An effective ATO awareness entails ensuring all the organization’s departments understand ATO, its causes, cost and prevention measures.
Social engineering is the most prevalent tactic that attackers use to take over an organization’s accounts. And 73% of data breaches entail a human element.
Create an effective program that educates and trains employees on how to:
- Take care of the organization’s sensitive information
- Recognize and report account takeover activities
- Approach account takeover incidents
- Effectively manage passwords
Also Read: Benefits of Cybersecurity Awareness Training
2. Encourage the use of strong passwords
Weak passwords are subject to brute-force and credential stuffing attacks. Encourage employees to use strong and unique passwords for organizational and personal accounts.
A strong and unique password should be between 12 to 14 characters. It should also contain uppercase letters, numbers, lowercase letters, and symbols. It shouldn’t be the name of an organization, place, or person, or words found in the dictionary.
3. Employ multi-factor authentication
Multi-factor authentication means using more layers of security.
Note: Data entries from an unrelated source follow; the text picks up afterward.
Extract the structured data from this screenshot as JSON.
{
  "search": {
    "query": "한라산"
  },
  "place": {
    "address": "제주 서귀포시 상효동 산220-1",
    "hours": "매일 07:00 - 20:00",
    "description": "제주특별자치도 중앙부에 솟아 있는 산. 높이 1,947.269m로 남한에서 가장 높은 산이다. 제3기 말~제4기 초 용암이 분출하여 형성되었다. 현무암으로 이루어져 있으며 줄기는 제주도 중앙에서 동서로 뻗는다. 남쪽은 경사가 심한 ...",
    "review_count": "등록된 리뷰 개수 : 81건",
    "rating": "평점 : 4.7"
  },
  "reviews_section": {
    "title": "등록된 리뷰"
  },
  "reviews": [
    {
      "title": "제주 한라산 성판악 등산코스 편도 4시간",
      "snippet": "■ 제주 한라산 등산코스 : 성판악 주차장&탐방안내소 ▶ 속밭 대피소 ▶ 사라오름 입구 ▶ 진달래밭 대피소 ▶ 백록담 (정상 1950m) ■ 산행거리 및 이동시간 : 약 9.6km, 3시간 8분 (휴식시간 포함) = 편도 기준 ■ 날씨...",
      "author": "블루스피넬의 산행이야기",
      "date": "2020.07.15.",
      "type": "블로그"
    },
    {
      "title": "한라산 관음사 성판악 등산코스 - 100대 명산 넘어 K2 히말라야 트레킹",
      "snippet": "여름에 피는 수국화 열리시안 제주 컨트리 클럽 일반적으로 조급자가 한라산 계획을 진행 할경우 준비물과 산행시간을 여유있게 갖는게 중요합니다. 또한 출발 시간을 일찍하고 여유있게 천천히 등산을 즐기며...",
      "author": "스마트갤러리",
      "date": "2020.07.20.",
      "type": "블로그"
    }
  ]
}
The most common additional layers that are used to implement this approach include:
- Security tokens
- Biometric authentication
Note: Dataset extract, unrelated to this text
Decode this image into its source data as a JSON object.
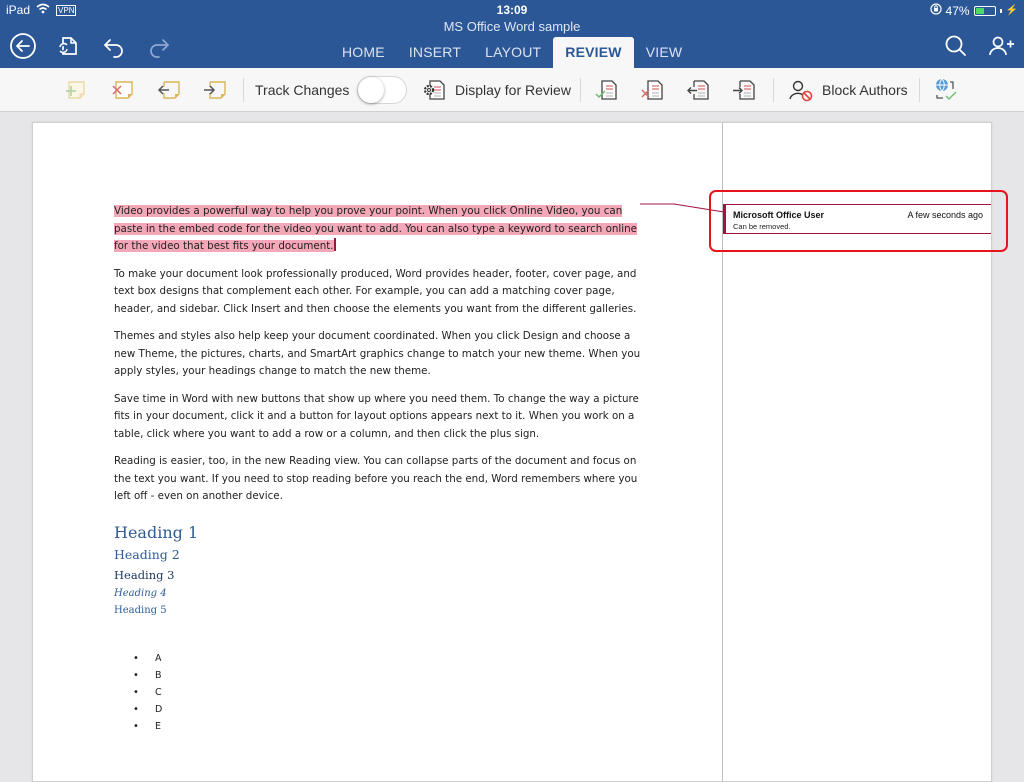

- One-time random passwords.
When multifactor authentication is employed, attackers find it challenging to break through the multiple layers of security unnoticed.
Please check out our full multi-factor authentication guide
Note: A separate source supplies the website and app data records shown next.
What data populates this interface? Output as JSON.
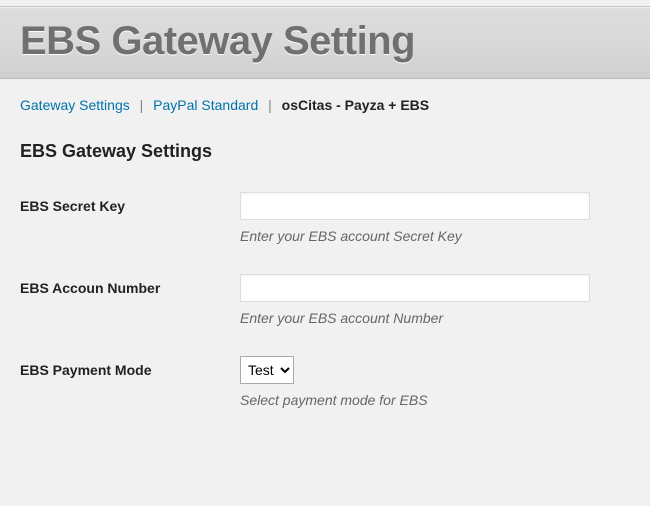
{
  "header": {
    "title": "EBS Gateway Setting"
  },
  "breadcrumb": {
    "items": [
      {
        "label": "Gateway Settings",
        "active": false
      },
      {
        "label": "PayPal Standard",
        "active": false
      },
      {
        "label": "osCitas - Payza + EBS",
        "active": true
      }
    ],
    "sep": "|"
  },
  "section_title": "EBS Gateway Settings",
  "fields": {
    "secret_key": {
      "label": "EBS Secret Key",
      "value": "",
      "help": "Enter your EBS account Secret Key"
    },
    "account_number": {
      "label": "EBS Accoun Number",
      "value": "",
      "help": "Enter your EBS account Number"
    },
    "payment_mode": {
      "label": "EBS Payment Mode",
      "selected": "Test",
      "help": "Select payment mode for EBS"
    }
  }
}
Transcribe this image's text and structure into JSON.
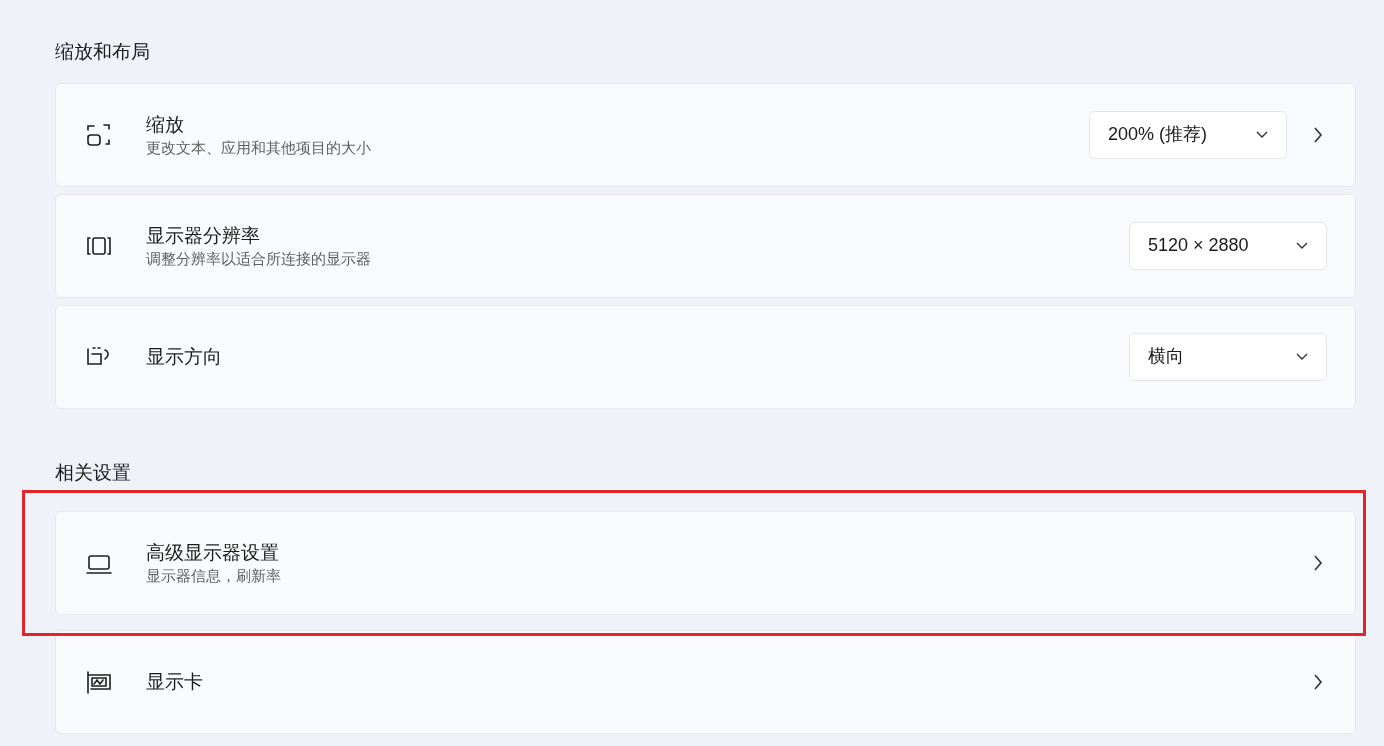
{
  "sections": [
    {
      "title": "缩放和布局",
      "items": [
        {
          "title": "缩放",
          "subtitle": "更改文本、应用和其他项目的大小",
          "dropdown": "200% (推荐)",
          "chevron": true,
          "highlighted": false
        },
        {
          "title": "显示器分辨率",
          "subtitle": "调整分辨率以适合所连接的显示器",
          "dropdown": "5120 × 2880",
          "chevron": false,
          "highlighted": false
        },
        {
          "title": "显示方向",
          "dropdown": "横向",
          "chevron": false,
          "highlighted": false
        }
      ]
    },
    {
      "title": "相关设置",
      "items": [
        {
          "title": "高级显示器设置",
          "subtitle": "显示器信息，刷新率",
          "chevron": true,
          "highlighted": true
        },
        {
          "title": "显示卡",
          "chevron": true,
          "highlighted": false
        }
      ]
    }
  ]
}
4. Enhance API and application login security
Denial of service, man-in-the-middle attacks, code injections and authentication stealing are the leading causes of account takeover through APIs.
Use these tips to strengthen the security of APIs and application logins:
- Use API gateways: A tool responsible for user request composition, routing and policy enforcement.
- Implement rate limiting (maximum number of calls allowed within a particular time interval)
- Regular auditing and logging: Basically documenting all the activities undertaken by users within the account
- Use SSL or TLS encryption for identity verification and secure network connection.
- Implement a web application firewall to filter incoming traffic
- Perform regular updates and patching to apply the latest security updates
- Implement authorization and authentication to ensure only authorized users access applications
- Use behavioral analytics to monitor anomalous activities
For more on threats to APIs,it’s important to get familiar with the most common types of attacks that can be targeted at APIs. We also have another great resource where we explain the best practices for API security.
5. Use intelligent threat detection and remediation tools
Attackers keep advancing their tactics, which means that manual methods of identification and mitigation may not stand a chance against sophisticated attackers.
Fortunately you can employ automated account monitoring and remediation tools. These tools can identify, analyze and mitigate cybersecurity threats in real-time while providing insights to secure organizational data.
Some of the monitoring and remediation tools that can do a good job in preventing account takeover include:
To further enhance your cybersecurity posture, understanding the roles of Security Information and Event Management (SIEM) and Security Orchestration, Automation, and Response (SOAR) can be invaluable. For a comprehensive understanding of these technologies, you can read our articles on What is SIEM and What is SOAR. Once you're familiar with these concepts, you may want to explore some of the top tools available in the market. Check out our recommendations in Best SIEM Tools and Best SOAR Tools.
Account takeover is a threat to 1 out of every 4 organizations!
According to a report published in Statista, account takeover affected 25% of organizations in 2022 globally. This translates to one in every four organizations. However, the attacks are escalating each year, with the increasing adoption of online transactions.
This is a scenario that we cannot take lightly in business. Please implement the account takeover prevention best practices in this guide.
For overall tips on guarding against cyber threats in general, please check these key steps for cybersecurity remediation.